What is the significance of the fact that the narrator's room in "The Yellow Wallpaper" was once a nursery?

2 Answers | Add Yours

linda-allen's profile pic

linda-allen | High School Teacher | (Level 3) Senior Educator

Posted on

We're never really told what is wrong with the woman. However, she tells us that she has a baby. She also says that her husband rented the house for her to rest because of her "nervous condition." So we can infer that she is suffering from postpartum depression.

Think of what you might find in a nursery. A baby crib has bars, and a playpen has some other type of restraint. The windows of her room are barred, she thinks to protect the children--but really to keep her in? Just as parents do to protect small children, someone has placed a "gate" at the head of the stairs, preventing her from leaving her designated area. Parents use pet names for their children; I'm always calling my niece a silly goose. The woman's husband calls her a "blessed little goose." Her bed is even nailed to the floor!

The woman, who is imbalanced (maybe a touch unbalanced) after the birth of her baby, has herself become like a baby. Just as a nursery is designed to protect the infant, so also her room has been designed to confine her. Whereas a nursery is usually associated with joy, her "nursery" is a place of confusion, sadness, and pain.
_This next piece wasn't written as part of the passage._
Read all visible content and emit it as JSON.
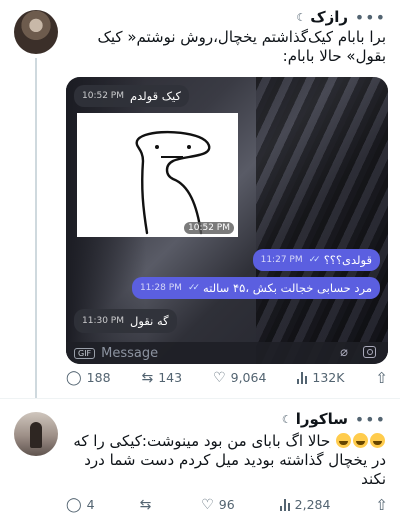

Sources:
gbeatty's profile pic

gbeatty | College Teacher | (Level 1) Educator Emeritus

Posted on

There are multiple reasons why this is significant. One relates to the plot: it gives a reason why the furniture in the room might be the way it is. It's an excuse. More, though, it is important for purposes of social critique. That is to say, it shows the relationship between men and women at that time. The husband is essentially treating the wife like she's an infant. This would give him some reason to reject or dismiss her comments too; even before she's crazy or trapped in the wallpaper, any comment that doesn't make sense is just her acting out. It's baby talk.

Sources:
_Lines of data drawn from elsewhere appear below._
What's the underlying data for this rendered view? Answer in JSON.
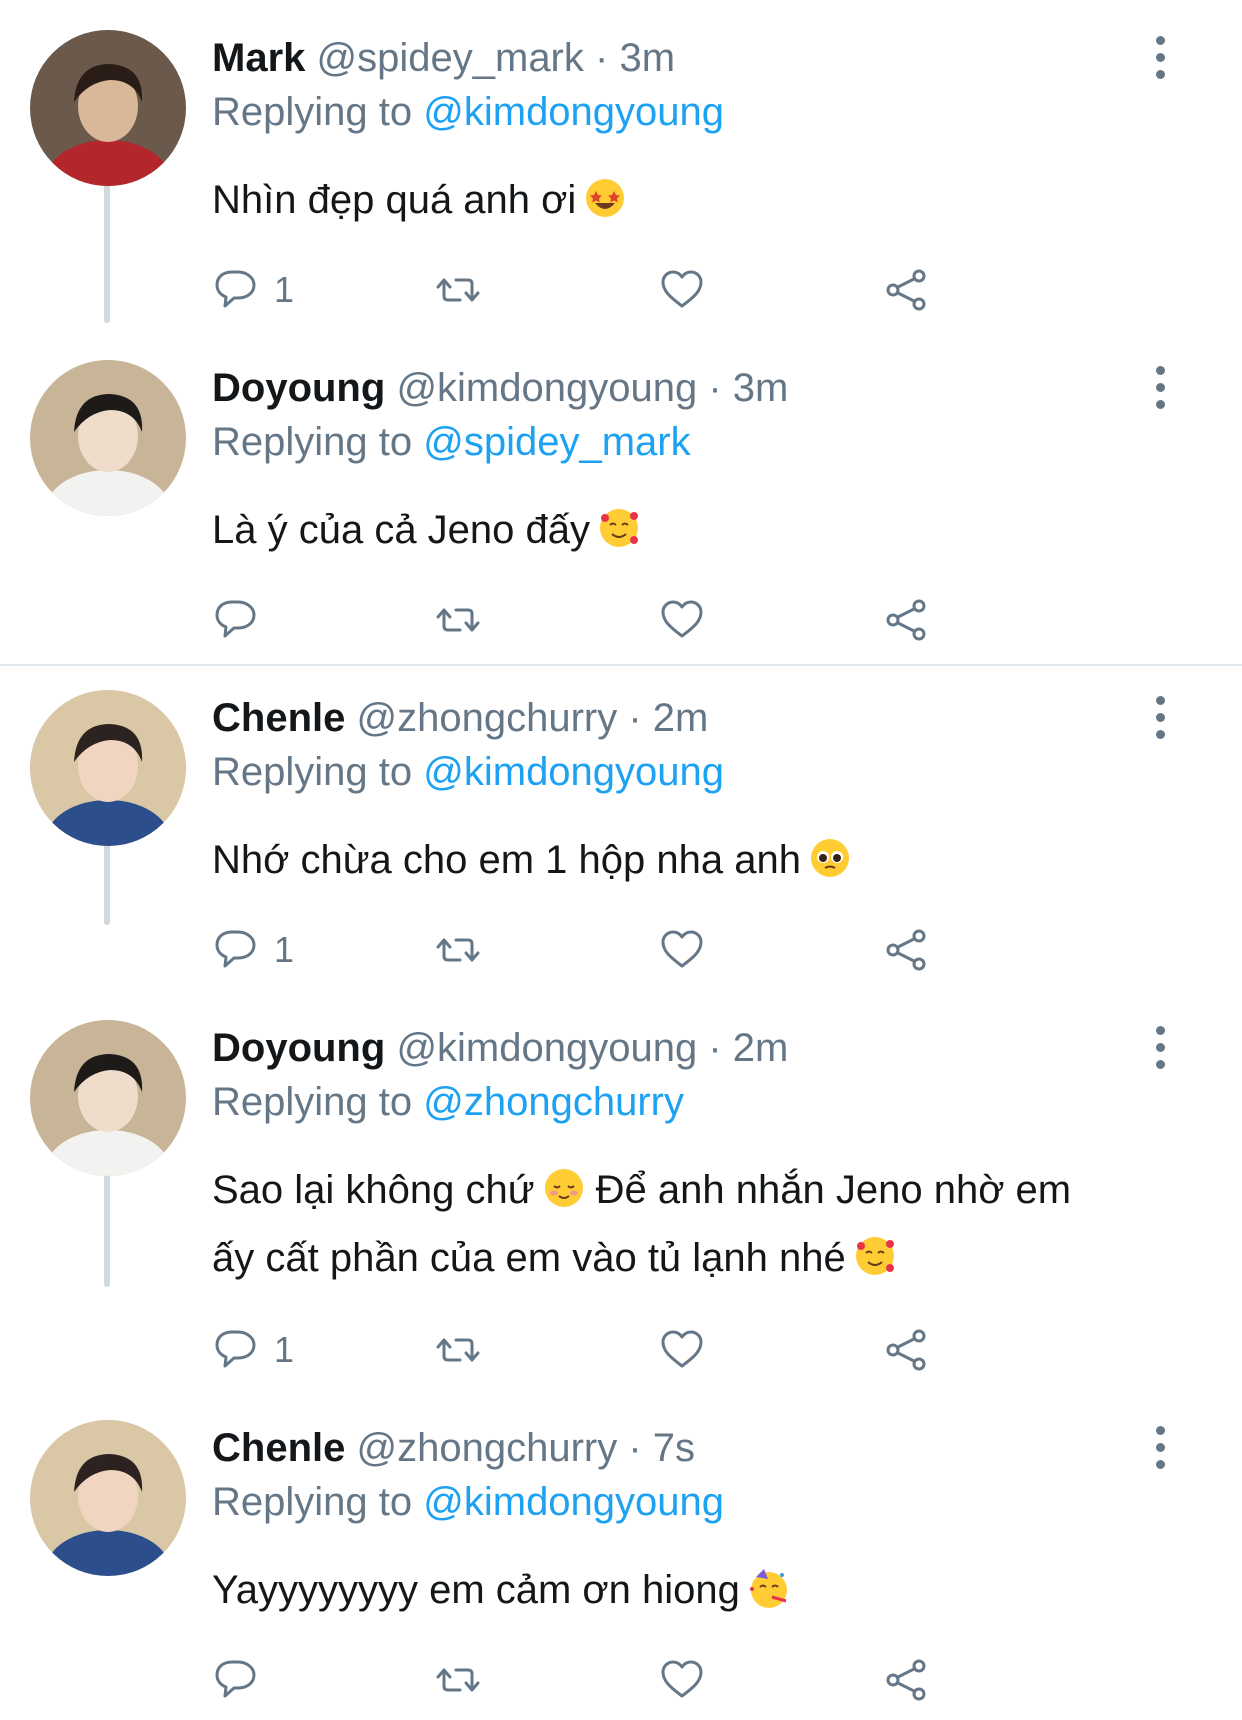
{
  "tweets": [
    {
      "name": "Mark",
      "handle": "@spidey_mark",
      "time": "3m",
      "replying_prefix": "Replying to",
      "replying_to": "@kimdongyoung",
      "text": "Nhìn đẹp quá anh ơi",
      "emoji": "star-struck-emoji",
      "reply_count": "1",
      "avatar_colors": {
        "bg": "#6b5a4c",
        "face": "#d9b89a",
        "hair": "#2a1d17",
        "accent": "#b3262c"
      }
    },
    {
      "name": "Doyoung",
      "handle": "@kimdongyoung",
      "time": "3m",
      "replying_prefix": "Replying to",
      "replying_to": "@spidey_mark",
      "text": "Là ý của cả Jeno đấy",
      "emoji": "smiling-face-with-hearts-emoji",
      "reply_count": "",
      "avatar_colors": {
        "bg": "#c8b497",
        "face": "#efdccb",
        "hair": "#1e1a18",
        "accent": "#f2f2f0"
      }
    },
    {
      "name": "Chenle",
      "handle": "@zhongchurry",
      "time": "2m",
      "replying_prefix": "Replying to",
      "replying_to": "@kimdongyoung",
      "text": "Nhớ chừa cho em 1 hộp nha anh",
      "emoji": "pleading-face-emoji",
      "reply_count": "1",
      "avatar_colors": {
        "bg": "#d9c7a6",
        "face": "#f0d6c0",
        "hair": "#2c2220",
        "accent": "#2c4e8c"
      }
    },
    {
      "name": "Doyoung",
      "handle": "@kimdongyoung",
      "time": "2m",
      "replying_prefix": "Replying to",
      "replying_to": "@zhongchurry",
      "text_line1": "Sao lại không chứ",
      "emoji_a": "relieved-smiling-emoji",
      "text_line1b": "Để anh nhắn Jeno nhờ em",
      "text_line2": "ấy cất phần của em vào tủ lạnh nhé",
      "emoji_b": "smiling-face-with-hearts-emoji",
      "reply_count": "1",
      "avatar_colors": {
        "bg": "#c8b497",
        "face": "#efdccb",
        "hair": "#1e1a18",
        "accent": "#f2f2f0"
      }
    },
    {
      "name": "Chenle",
      "handle": "@zhongchurry",
      "time": "7s",
      "replying_prefix": "Replying to",
      "replying_to": "@kimdongyoung",
      "text": "Yayyyyyyyy em cảm ơn hiong",
      "emoji": "partying-face-emoji",
      "reply_count": "",
      "avatar_colors": {
        "bg": "#d9c7a6",
        "face": "#f0d6c0",
        "hair": "#2c2220",
        "accent": "#2c4e8c"
      }
    }
  ],
  "separator": "·",
  "colors": {
    "text": "#14171a",
    "muted": "#657786",
    "link": "#1da1f2",
    "line": "#cfd9de"
  }
}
We’ve answered 318,928 questions. We can answer yours, too.

Ask a question